Transit by Mike Ladd
Five Islands Press, 2007
I find it a rare and lovely treat when a poet can become androgynous, or cross over discretely from a masculine voice to one that is feminine. While some of my favourite poets are steeped entirely in one gender or the other and that, indeed, can be their strength, I do want to draw attention to Mike Ladd. Perhaps his ability to move from soft themes of family and imagistic sensations to critical and satirical comments on the modern world is the reasoning for the title of Ladd's latest collection, Transit, because that would explain the great mystery to me. Without that possibility, I have one true criticism of this striking collection and that is the soundness of the title.
There is an inherent 'you' in so many of the poems, as well a number of poems set up as commands ('be intimate once more with the dirt: / in your plate, in your hair, / in the loop roads of your guts' from 'Camping Ground Desiderata'), and that does not even touch upon his sense of assuredness and grasp of perception throughout the bulk of the book, so it is as if Ladd is teaching us life's lessons, as if he has already disembarked, as if it is his readers who are in transit. The blurb on the back of his book suggests that perhaps Ladd is commenting upon the key 'transitional' moments in life but it appears to me that he is simply commenting upon life as is, the ordinary and mundane, and it is the case that he is very in tune with the enormity of it. I would say Mike Ladd is not in transit; he has arrived.
The first few pages had me rapt. I found myself becoming entranced by an observer of mornings, moods, lovers about to leap for the first time and lovers grown old together. In 'Old Love Song', for example:
The silence between them
would seem oppressive
if it didn't resound with knowledge:
they've made each other's cloth so long
they weave it with their eyes shut.
Ladd's pace is subtle, his timing perfect. In a poem like 'That Christmas', there is a thought-provoking playfulness that is not practiced, but rather intuitive:
The time goes:
baby pics become high school formal photos.
This curious uncle watches little nieces
drive off with boyfriends,
infant nephews ride skateboards
and burn each other CDs.
Did I sleep through something?
It was a big lunch, years ago,
and afterwards I lay down,
their voices washing over me
from the other room.
This poem instantly drew me in and I was unable to put the book down.
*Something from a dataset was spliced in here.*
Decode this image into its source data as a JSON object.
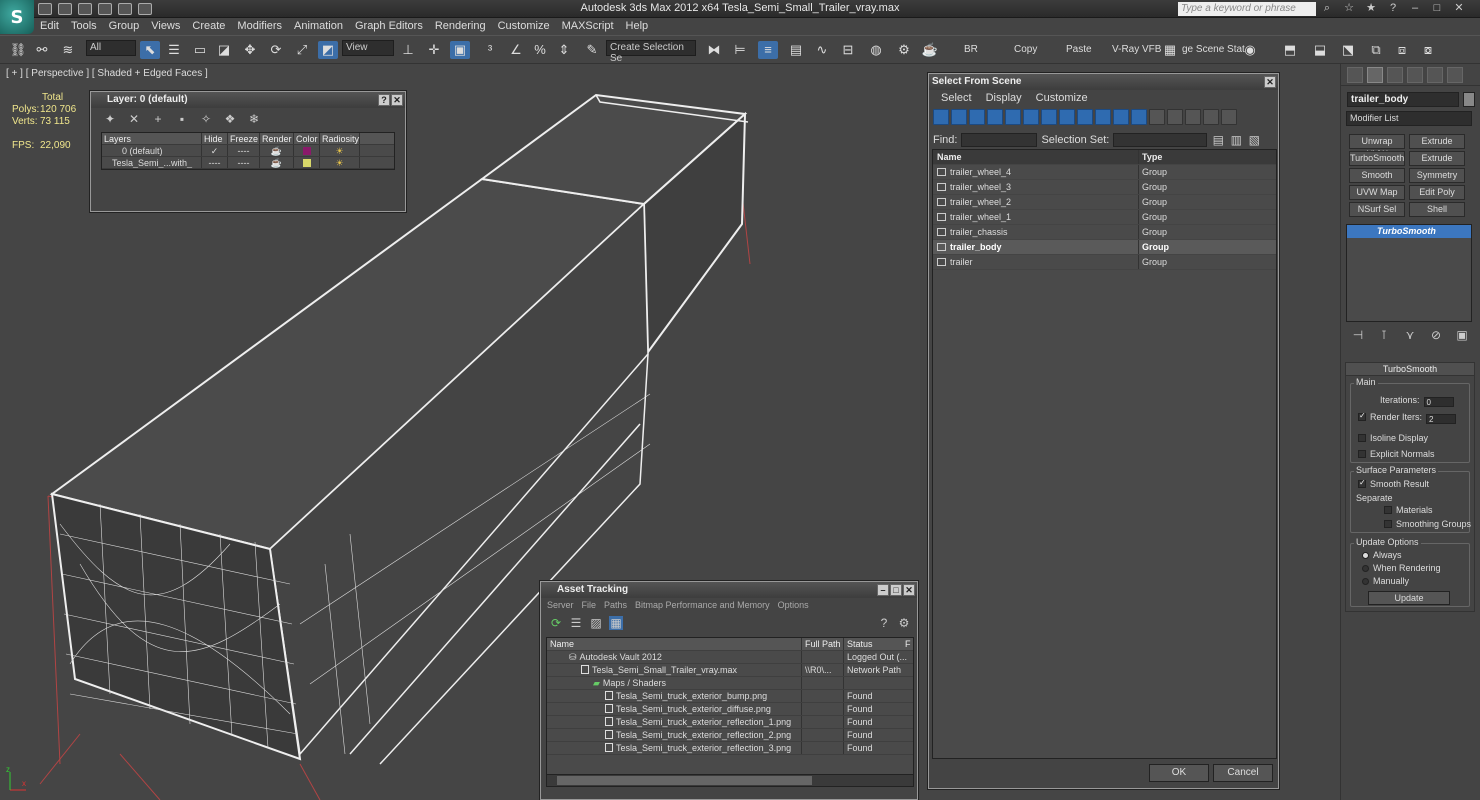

In the middle of the book we are witness to the lasting effects of strangers, family, mentors and classmates, such as in 'Relief Teacher':
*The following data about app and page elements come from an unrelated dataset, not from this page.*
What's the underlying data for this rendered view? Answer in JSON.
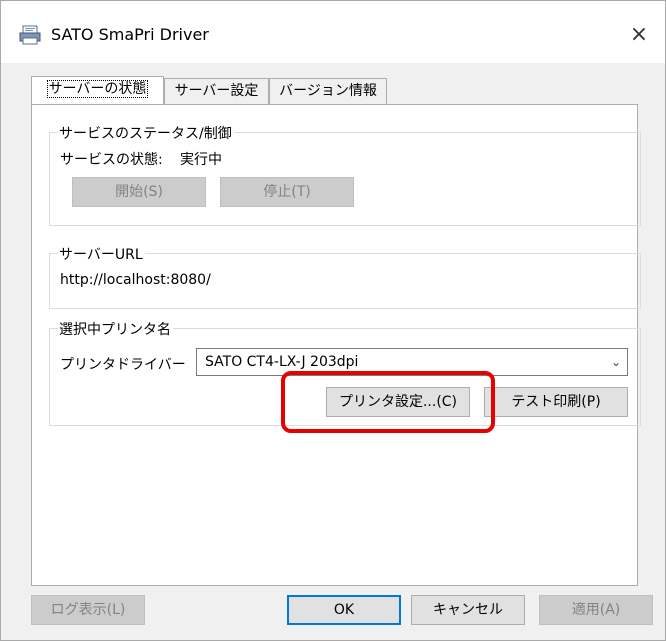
{
  "window": {
    "title": "SATO SmaPri Driver",
    "close_glyph": "×"
  },
  "tabs": [
    {
      "label": "サーバーの状態",
      "active": true
    },
    {
      "label": "サーバー設定",
      "active": false
    },
    {
      "label": "バージョン情報",
      "active": false
    }
  ],
  "service_group": {
    "title": "サービスのステータス/制御",
    "status_label": "サービスの状態:",
    "status_value": "実行中",
    "start_button": "開始(S)",
    "stop_button": "停止(T)"
  },
  "url_group": {
    "title": "サーバーURL",
    "url": "http://localhost:8080/"
  },
  "printer_group": {
    "title": "選択中プリンタ名",
    "driver_label": "プリンタドライバー",
    "driver_value": "SATO CT4-LX-J 203dpi",
    "settings_button": "プリンタ設定...(C)",
    "test_print_button": "テスト印刷(P)"
  },
  "footer": {
    "log_button": "ログ表示(L)",
    "ok_button": "OK",
    "cancel_button": "キャンセル",
    "apply_button": "適用(A)"
  },
  "colors": {
    "highlight": "#e60000",
    "focus": "#0078d7"
  },
  "icons": [
    "printer-icon",
    "close-icon",
    "chevron-down-icon"
  ]
}
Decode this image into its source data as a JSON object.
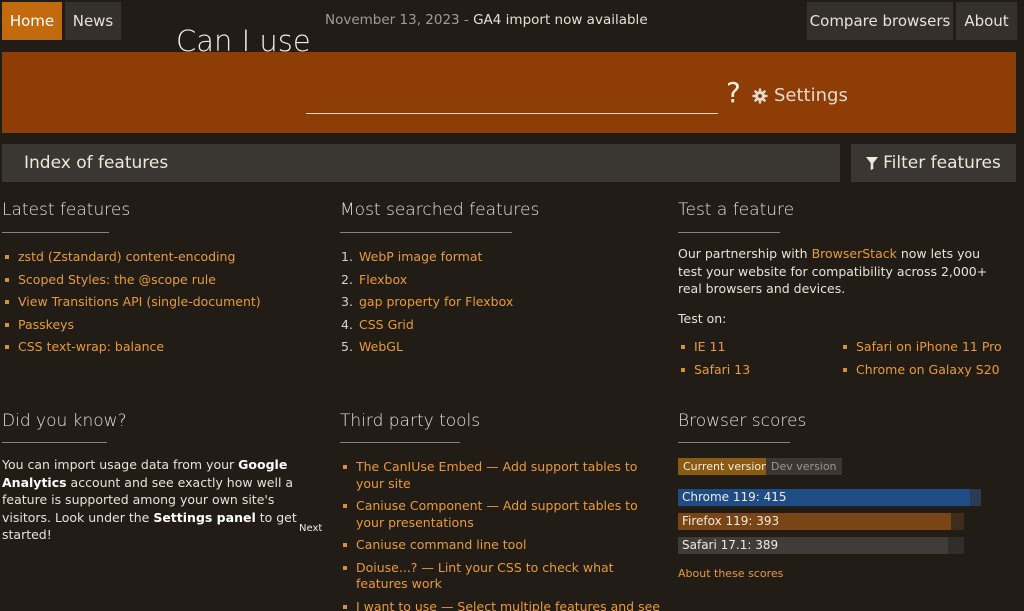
{
  "nav": {
    "home": "Home",
    "news": "News",
    "compare": "Compare browsers",
    "about": "About"
  },
  "announcement": {
    "date": "November 13, 2023 - ",
    "text": "GA4 import now available"
  },
  "hero": {
    "label": "Can I use",
    "question": "?",
    "settings": "Settings",
    "input_value": ""
  },
  "index_bar": {
    "label": "Index of features",
    "filter": "Filter features"
  },
  "latest": {
    "title": "Latest features",
    "items": [
      "zstd (Zstandard) content-encoding",
      "Scoped Styles: the @scope rule",
      "View Transitions API (single-document)",
      "Passkeys",
      "CSS text-wrap: balance"
    ]
  },
  "most_searched": {
    "title": "Most searched features",
    "items": [
      {
        "num": "1.",
        "label": "WebP image format"
      },
      {
        "num": "2.",
        "label": "Flexbox"
      },
      {
        "num": "3.",
        "label": "gap property for Flexbox"
      },
      {
        "num": "4.",
        "label": "CSS Grid"
      },
      {
        "num": "5.",
        "label": "WebGL"
      }
    ]
  },
  "test": {
    "title": "Test a feature",
    "text_before": "Our partnership with ",
    "link": "BrowserStack",
    "text_after": " now lets you test your website for compatibility across 2,000+ real browsers and devices.",
    "test_on": "Test on:",
    "col1": [
      "IE 11",
      "Safari 13"
    ],
    "col2": [
      "Safari on iPhone 11 Pro",
      "Chrome on Galaxy S20"
    ]
  },
  "did_you_know": {
    "title": "Did you know?",
    "p1": "You can import usage data from your ",
    "b1": "Google Analytics",
    "p2": " account and see exactly how well a feature is supported among your own site's visitors. Look under the ",
    "b2": "Settings panel",
    "p3": " to get started!",
    "next": "Next"
  },
  "third_party": {
    "title": "Third party tools",
    "items": [
      "The CanIUse Embed — Add support tables to your site",
      "Caniuse Component — Add support tables to your presentations",
      "Caniuse command line tool",
      "Doiuse...? — Lint your CSS to check what features work",
      "I want to use — Select multiple features and see what % of users can use them"
    ]
  },
  "scores": {
    "title": "Browser scores",
    "tab_current": "Current version",
    "tab_dev": "Dev version",
    "about": "About these scores",
    "bars": [
      {
        "label": "Chrome 119: 415",
        "value": 415,
        "max": 430,
        "fill": "#1f4c85",
        "track": "#2b3b55"
      },
      {
        "label": "Firefox 119: 393",
        "value": 393,
        "max": 412,
        "fill": "#7a4514",
        "track": "#3f2c1c"
      },
      {
        "label": "Safari 17.1: 389",
        "value": 389,
        "max": 412,
        "fill": "#403d39",
        "track": "#302d2a"
      }
    ]
  }
}
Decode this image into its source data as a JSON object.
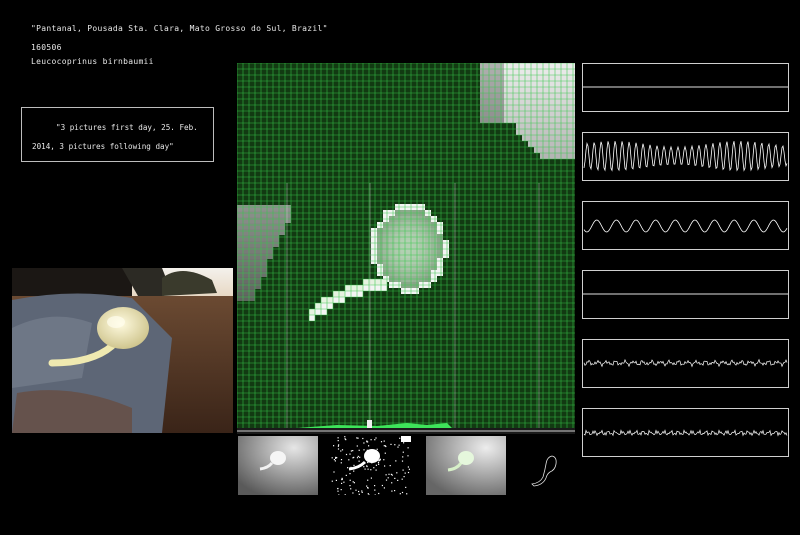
{
  "header": {
    "location": "\"Pantanal, Pousada Sta. Clara, Mato Grosso do Sul, Brazil\"",
    "specimen_id": "160506",
    "species": "Leucocoprinus birnbaumii"
  },
  "note": {
    "text": "\"3 pictures first day, 25. Feb. 2014, 3 pictures following day\""
  },
  "colors": {
    "background": "#000000",
    "grid_green": "#2bbf3c",
    "text": "#e8e8e8",
    "frame": "#cfcfcf"
  },
  "signal_panels": [
    {
      "name": "signal-flat-1",
      "pattern": "flat"
    },
    {
      "name": "signal-dense-oscillation",
      "pattern": "dense"
    },
    {
      "name": "signal-wave",
      "pattern": "wave"
    },
    {
      "name": "signal-flat-2",
      "pattern": "flat"
    },
    {
      "name": "signal-noise-1",
      "pattern": "noise"
    },
    {
      "name": "signal-noise-2",
      "pattern": "noise"
    }
  ],
  "thumbnails": [
    {
      "name": "thumb-grayscale",
      "style": "gray"
    },
    {
      "name": "thumb-binary",
      "style": "binary"
    },
    {
      "name": "thumb-grayscale-2",
      "style": "gray"
    },
    {
      "name": "thumb-outline",
      "style": "outline"
    }
  ]
}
Our jeering so loud
the headmaster burst in,
led the old man away,
the last we saw of him.
Among thousands of lessons
his I recall, one of a few.
Thirty years too late,
give him his due.
This recall of memory is then followed by distances of roads separating suburbia and the slight note of disparagement once we've reached somebody's home or office or, as the case may be, an office party at somebody's home. As an insider considering his immediate surroundings, Ladd is contemplative. As an outsider considering his peripheral, he is sceptical. This, for me, is where the change in voice occurs and, considering that it comes in the middle of the book, it happens at a perfect time. There is an occasional need for change in single collections of poetry; it can rejuvenate the senses and compel the reader to see the many faceted sides to a soul.
Nestled in the inside back cover to the book is a CD, which has an audio version of 'Rhapsody in Port Moresby', Transit's closing statement: a three-page poem written with the rhythm and intensity of the beat poets. The written version is so set apart from the rest of the collection that it seems a bit odd to be finishing off this experience in such a manner. However, the acoustic accompaniment makes it more of a grand finale. As Ladd produces and presents ABC's Radio National's poetry program Poetica, this denouement is a reminder of his love of sound and perhaps his compulsion for readers to hear words, rather than read their static representation. And continuing along this line, I cannot resist pointing out that I hold great admiration for poets who are brave enough to sneak in a random rhyme, and strong enough to make it work. Ladd is one of those poets and Transit is sprinkled with the one-off couplet. For example (from 'Morquong'):
Far away, a flock of birds
murmurs in its sleep –
a survivor tree
dreams of flight.
The spaciousness of sound:
salt water writes salt ground.
I think Mike Ladd has succeeded in allowing us to hear the poetry (so for the poet to speak of 'Rhapsody' alongside a single pipe is not such a radical move). Ladd is so efficient with words, so precise in his meaning and tone, that I give Transit the praise it is due. This is a collection well worth the read; one that should encourage at least a second look. Perhaps it will create a desire among those newly acquainted with Ladd to search out his four other books (which cover a twenty-year span) and it will perhaps promote anticipation for a sixth collection in the very near future.
Heather Taylor Johnson holds a PhD in Creative Writing and is a poetry editor of Wet Ink.